AB - Purpose Facial fractures in the pediatric population have a significant impact on public health. Although some demographic data exists regarding the overall epidemiology of facial fractures, little attention has been paid to the patterns of facial fractures based on the etiology of the trauma. Material and methods The Kids' Inpatient Database 2000-2009 was utilized to analyze pediatric facial fractures. A total of 21,533 patients were identified. Associations of patient characteristics with outcomes of interest were assessed. Results The top three etiologies were motor vehicle accident (MVA), intentional trauma (IT), and falls. There was a decrease in the incidence of facial fractures due to MVAs and an increase in injuries due to IT and falls. Concomitant injuries were present in 58.8% and the mortality rate was 2%. The rate of concomitant injuries increased during study period. Age was significantly associated with concomitant injury, mortality, and LOS. Conclusion The increasing rate of IT and falls with concomitant injury warrants special consideration to reduce undiagnosed accompanying injuries. Further programs should be put in place to protect children younger than 5 years of age, who have increased risk of concomitant injury and mortality following intentional trauma.

KW - Facial fracture

KW - Fall

KW - Intentional trauma

KW - Motor vehicle accident

KW - Outcome

UR - http://www.scopus.com/inward/record.url?scp=84983112963&partnerID=8YFLogxK

UR - http://www.scopus.com/inward/citedby.url?scp=84983112963&partnerID=8YFLogxK

U2 - 10.1016/j.jcms.2015.10.008

DO - 10.1016/j.jcms.2015.10.008

M3 - Article

C2 - 26553430

AN - SCOPUS:84983112963

VL - 43

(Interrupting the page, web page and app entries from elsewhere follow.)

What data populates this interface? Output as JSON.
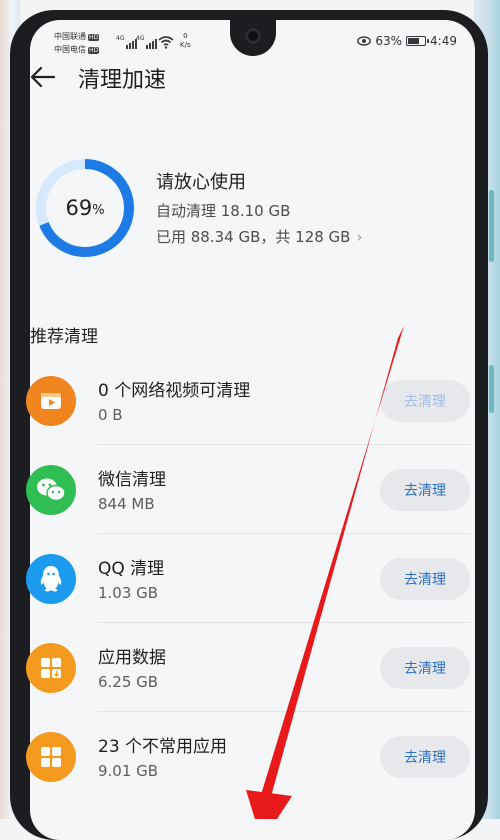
{
  "status_bar": {
    "carrier_1": "中国联通",
    "carrier_2": "中国电信",
    "hd_tag": "HD",
    "network_type": "4G",
    "net_speed_value": "0",
    "net_speed_unit": "K/s",
    "battery_percent": "63%",
    "time": "4:49"
  },
  "header": {
    "title": "清理加速"
  },
  "storage": {
    "used_percent": 69,
    "percent_number": "69",
    "percent_sign": "%",
    "status": "请放心使用",
    "auto_clean": "自动清理 18.10 GB",
    "usage": "已用 88.34 GB，共 128 GB",
    "ring_color": "#1e7be6",
    "ring_track_color": "#d6e8fb"
  },
  "section_title": "推荐清理",
  "items": [
    {
      "title": "0 个网络视频可清理",
      "size": "0 B",
      "button": "去清理",
      "icon": "video-icon",
      "color": "#f0851f",
      "enabled": false
    },
    {
      "title": "微信清理",
      "size": "844 MB",
      "button": "去清理",
      "icon": "wechat-icon",
      "color": "#2fbe52",
      "enabled": true
    },
    {
      "title": "QQ 清理",
      "size": "1.03 GB",
      "button": "去清理",
      "icon": "qq-icon",
      "color": "#1c9aee",
      "enabled": true
    },
    {
      "title": "应用数据",
      "size": "6.25 GB",
      "button": "去清理",
      "icon": "app-data-icon",
      "color": "#f39a1f",
      "enabled": true
    },
    {
      "title": "23 个不常用应用",
      "size": "9.01 GB",
      "button": "去清理",
      "icon": "unused-apps-icon",
      "color": "#f39a1f",
      "enabled": true
    }
  ],
  "annotation_arrow_color": "#e8191b"
}
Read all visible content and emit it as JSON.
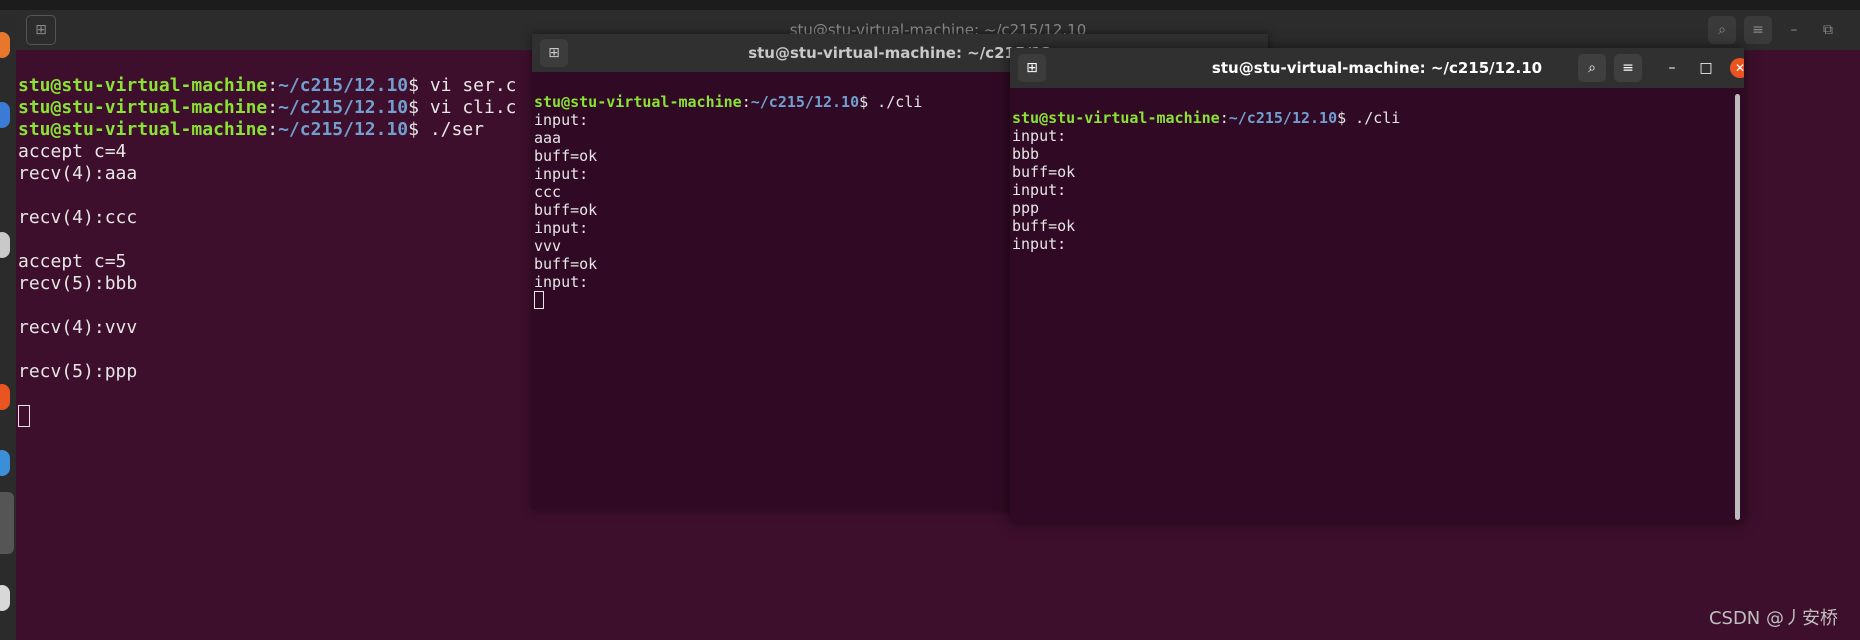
{
  "dock": {
    "icons": [
      "firefox-icon",
      "thunderbird-icon",
      "files-icon",
      "software-icon",
      "help-icon",
      "terminal-icon",
      "disc-icon"
    ]
  },
  "main_window": {
    "title": "stu@stu-virtual-machine: ~/c215/12.10",
    "new_tab_icon": "new-tab-icon",
    "lines": [
      {
        "user": "stu@stu-virtual-machine",
        "path": "~/c215/12.10",
        "cmd": "$ vi ser.c"
      },
      {
        "user": "stu@stu-virtual-machine",
        "path": "~/c215/12.10",
        "cmd": "$ vi cli.c"
      },
      {
        "user": "stu@stu-virtual-machine",
        "path": "~/c215/12.10",
        "cmd": "$ ./ser"
      }
    ],
    "output": [
      "accept c=4",
      "recv(4):aaa",
      "",
      "recv(4):ccc",
      "",
      "accept c=5",
      "recv(5):bbb",
      "",
      "recv(4):vvv",
      "",
      "recv(5):ppp",
      ""
    ]
  },
  "mid_window": {
    "title": "stu@stu-virtual-machine: ~/c215/12",
    "prompt": {
      "user": "stu@stu-virtual-machine",
      "path": "~/c215/12.10",
      "cmd": "$ ./cli"
    },
    "output": [
      "input:",
      "aaa",
      "buff=ok",
      "input:",
      "ccc",
      "buff=ok",
      "input:",
      "vvv",
      "buff=ok",
      "input:"
    ]
  },
  "front_window": {
    "title": "stu@stu-virtual-machine: ~/c215/12.10",
    "prompt": {
      "user": "stu@stu-virtual-machine",
      "path": "~/c215/12.10",
      "cmd": "$ ./cli"
    },
    "output": [
      "input:",
      "bbb",
      "buff=ok",
      "input:",
      "ppp",
      "buff=ok",
      "input:"
    ]
  },
  "watermark": "CSDN @丿安桥",
  "colors": {
    "user": "#8ae234",
    "path": "#729fcf",
    "bg": "#300a24",
    "close": "#e95420"
  }
}
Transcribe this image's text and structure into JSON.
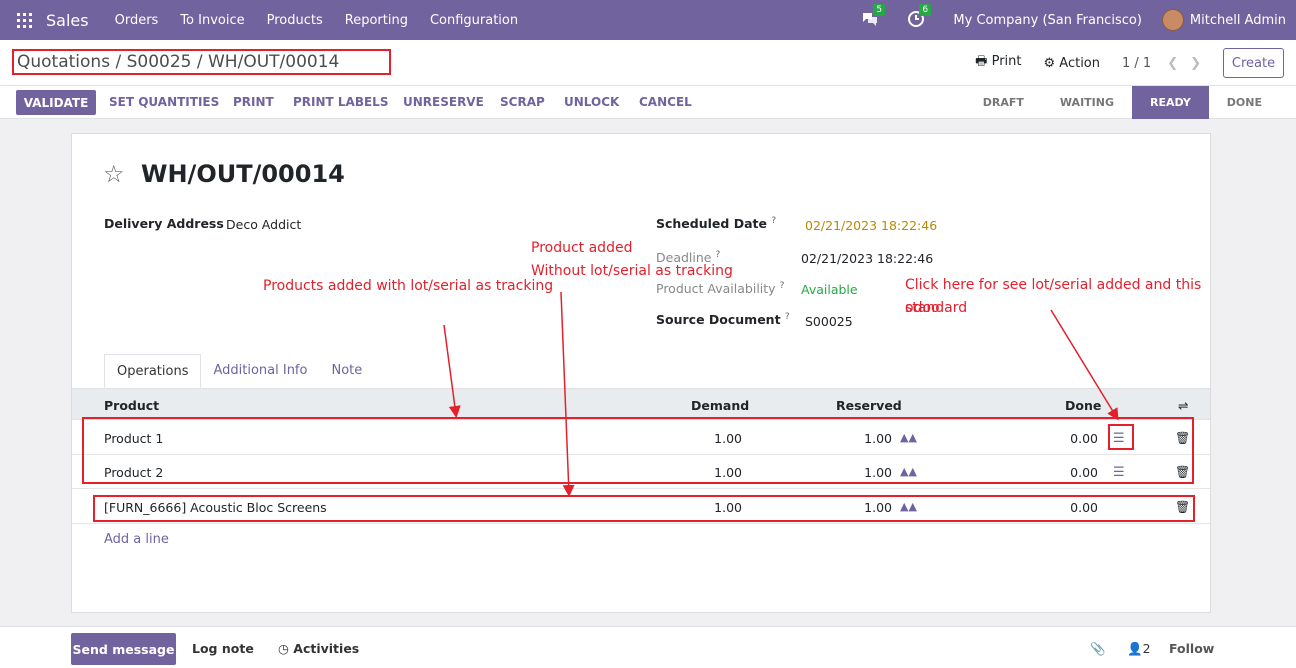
{
  "nav": {
    "brand": "Sales",
    "menus": [
      "Orders",
      "To Invoice",
      "Products",
      "Reporting",
      "Configuration"
    ],
    "chat_count": "5",
    "activity_count": "6",
    "company": "My Company (San Francisco)",
    "user": "Mitchell Admin"
  },
  "control": {
    "breadcrumb": "Quotations / S00025 / WH/OUT/00014",
    "print": "Print",
    "action": "Action",
    "pager": "1 / 1",
    "create": "Create"
  },
  "buttons": {
    "validate": "VALIDATE",
    "set_quantities": "SET QUANTITIES",
    "print": "PRINT",
    "print_labels": "PRINT LABELS",
    "unreserve": "UNRESERVE",
    "scrap": "SCRAP",
    "unlock": "UNLOCK",
    "cancel": "CANCEL"
  },
  "statusbar": [
    "DRAFT",
    "WAITING",
    "READY",
    "DONE"
  ],
  "statusbar_current": "READY",
  "form": {
    "name": "WH/OUT/00014",
    "delivery_address_label": "Delivery Address",
    "delivery_address": "Deco Addict",
    "scheduled_date_label": "Scheduled Date",
    "scheduled_date": "02/21/2023 18:22:46",
    "deadline_label": "Deadline",
    "deadline": "02/21/2023 18:22:46",
    "availability_label": "Product Availability",
    "availability": "Available",
    "source_label": "Source Document",
    "source": "S00025",
    "help": "?"
  },
  "annotations": {
    "lot_tracking": "Products added with lot/serial as tracking",
    "no_lot_line1": "Product added",
    "no_lot_line2": "Without lot/serial as tracking",
    "click_line1": "Click here for see lot/serial added and this odoo",
    "click_line2": "standard"
  },
  "tabs": [
    "Operations",
    "Additional Info",
    "Note"
  ],
  "table": {
    "headers": {
      "product": "Product",
      "demand": "Demand",
      "reserved": "Reserved",
      "done": "Done"
    },
    "rows": [
      {
        "product": "Product 1",
        "demand": "1.00",
        "reserved": "1.00",
        "done": "0.00"
      },
      {
        "product": "Product 2",
        "demand": "1.00",
        "reserved": "1.00",
        "done": "0.00"
      },
      {
        "product": "[FURN_6666] Acoustic Bloc Screens",
        "demand": "1.00",
        "reserved": "1.00",
        "done": "0.00"
      }
    ],
    "add_line": "Add a line"
  },
  "chatter": {
    "send": "Send message",
    "log": "Log note",
    "activities": "Activities",
    "followers": "2",
    "follow": "Follow"
  },
  "colors": {
    "primary": "#71639e",
    "annotation": "#e3202c",
    "available": "#28a745",
    "scheduled": "#b98a00"
  }
}
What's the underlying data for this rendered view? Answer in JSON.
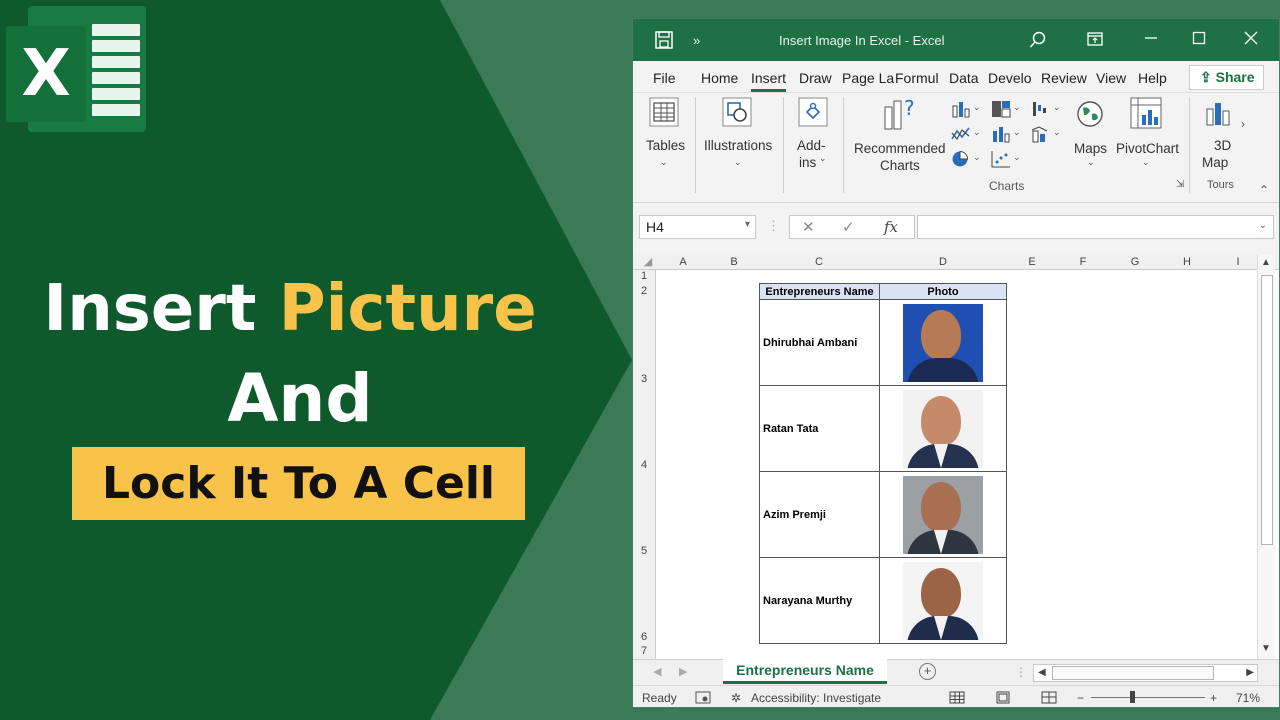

SP - 1979

EP - 1985

JO - Journal of Cranio-Maxillo-Facial Surgery

JF - Journal of Cranio-Maxillo-Facial Surgery

SN - 1010-5182

IS - 10

ER -